» DIRECTIONS FOR THIS TASK
Every line of the data is to be retyped exactly.

» GIVEN INFORMATION
Segment Open

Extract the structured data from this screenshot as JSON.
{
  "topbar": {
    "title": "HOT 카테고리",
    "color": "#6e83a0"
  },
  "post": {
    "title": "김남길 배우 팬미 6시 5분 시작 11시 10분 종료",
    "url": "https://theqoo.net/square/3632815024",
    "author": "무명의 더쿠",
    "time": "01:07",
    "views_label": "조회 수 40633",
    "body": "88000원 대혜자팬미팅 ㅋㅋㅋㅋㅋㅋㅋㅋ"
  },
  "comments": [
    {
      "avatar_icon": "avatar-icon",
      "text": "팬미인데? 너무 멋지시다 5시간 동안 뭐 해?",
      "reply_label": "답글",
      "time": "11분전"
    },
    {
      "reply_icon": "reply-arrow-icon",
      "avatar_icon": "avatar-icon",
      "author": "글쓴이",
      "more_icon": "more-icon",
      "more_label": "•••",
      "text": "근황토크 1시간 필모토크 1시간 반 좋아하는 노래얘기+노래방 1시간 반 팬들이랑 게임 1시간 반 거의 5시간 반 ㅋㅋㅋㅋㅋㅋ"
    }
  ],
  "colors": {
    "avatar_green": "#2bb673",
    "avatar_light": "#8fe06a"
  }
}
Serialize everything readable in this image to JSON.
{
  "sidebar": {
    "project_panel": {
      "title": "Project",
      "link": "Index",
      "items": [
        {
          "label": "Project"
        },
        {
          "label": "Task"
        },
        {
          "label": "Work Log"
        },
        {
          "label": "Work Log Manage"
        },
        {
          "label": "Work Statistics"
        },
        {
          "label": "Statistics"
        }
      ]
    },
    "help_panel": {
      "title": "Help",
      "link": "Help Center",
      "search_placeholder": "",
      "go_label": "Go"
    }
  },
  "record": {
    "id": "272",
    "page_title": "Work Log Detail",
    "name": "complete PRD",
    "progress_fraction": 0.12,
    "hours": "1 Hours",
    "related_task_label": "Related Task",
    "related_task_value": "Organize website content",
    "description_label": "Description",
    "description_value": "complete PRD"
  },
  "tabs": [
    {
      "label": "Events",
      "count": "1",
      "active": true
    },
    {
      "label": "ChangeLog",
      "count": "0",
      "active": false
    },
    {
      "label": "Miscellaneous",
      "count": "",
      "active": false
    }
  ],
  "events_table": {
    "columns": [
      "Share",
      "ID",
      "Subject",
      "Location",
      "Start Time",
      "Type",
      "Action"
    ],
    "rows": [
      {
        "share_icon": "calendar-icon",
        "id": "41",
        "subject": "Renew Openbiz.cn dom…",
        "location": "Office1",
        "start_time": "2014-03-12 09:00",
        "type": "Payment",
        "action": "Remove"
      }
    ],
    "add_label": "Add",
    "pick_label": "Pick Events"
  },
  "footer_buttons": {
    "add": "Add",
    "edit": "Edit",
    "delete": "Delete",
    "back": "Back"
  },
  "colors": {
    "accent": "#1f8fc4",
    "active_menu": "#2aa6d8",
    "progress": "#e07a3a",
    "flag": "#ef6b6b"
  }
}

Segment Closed

» RESULT OF THE TASK
Extract the structured data from this screenshot as JSON.
{
  "topbar": {
    "title": "HOT 카테고리",
    "color": "#6e83a0"
  },
  "post": {
    "title": "김남길 배우 팬미 6시 5분 시작 11시 10분 종료",
    "url": "https://theqoo.net/square/3632815024",
    "author": "무명의 더쿠",
    "time": "01:07",
    "views_label": "조회 수 40633",
    "body": "88000원 대혜자팬미팅 ㅋㅋㅋㅋㅋㅋㅋㅋ"
  },
  "comments": [
    {
      "avatar_icon": "avatar-icon",
      "text": "팬미인데? 너무 멋지시다 5시간 동안 뭐 해?",
      "reply_label": "답글",
      "time": "11분전"
    },
    {
      "reply_icon": "reply-arrow-icon",
      "avatar_icon": "avatar-icon",
      "author": "글쓴이",
      "more_icon": "more-icon",
      "more_label": "•••",
      "text": "근황토크 1시간 필모토크 1시간 반 좋아하는 노래얘기+노래방 1시간 반 팬들이랑 게임 1시간 반 거의 5시간 반 ㅋㅋㅋㅋㅋㅋ"
    }
  ],
  "colors": {
    "avatar_green": "#2bb673",
    "avatar_light": "#8fe06a"
  }
}
Serialize everything readable in this image to JSON.
{
  "sidebar": {
    "project_panel": {
      "title": "Project",
      "link": "Index",
      "items": [
        {
          "label": "Project"
        },
        {
          "label": "Task"
        },
        {
          "label": "Work Log"
        },
        {
          "label": "Work Log Manage"
        },
        {
          "label": "Work Statistics"
        },
        {
          "label": "Statistics"
        }
      ]
    },
    "help_panel": {
      "title": "Help",
      "link": "Help Center",
      "search_placeholder": "",
      "go_label": "Go"
    }
  },
  "record": {
    "id": "272",
    "page_title": "Work Log Detail",
    "name": "complete PRD",
    "progress_fraction": 0.12,
    "hours": "1 Hours",
    "related_task_label": "Related Task",
    "related_task_value": "Organize website content",
    "description_label": "Description",
    "description_value": "complete PRD"
  },
  "tabs": [
    {
      "label": "Events",
      "count": "1",
      "active": true
    },
    {
      "label": "ChangeLog",
      "count": "0",
      "active": false
    },
    {
      "label": "Miscellaneous",
      "count": "",
      "active": false
    }
  ],
  "events_table": {
    "columns": [
      "Share",
      "ID",
      "Subject",
      "Location",
      "Start Time",
      "Type",
      "Action"
    ],
    "rows": [
      {
        "share_icon": "calendar-icon",
        "id": "41",
        "subject": "Renew Openbiz.cn dom…",
        "location": "Office1",
        "start_time": "2014-03-12 09:00",
        "type": "Payment",
        "action": "Remove"
      }
    ],
    "add_label": "Add",
    "pick_label": "Pick Events"
  },
  "footer_buttons": {
    "add": "Add",
    "edit": "Edit",
    "delete": "Delete",
    "back": "Back"
  },
  "colors": {
    "accent": "#1f8fc4",
    "active_menu": "#2aa6d8",
    "progress": "#e07a3a",
    "flag": "#ef6b6b"
  }
}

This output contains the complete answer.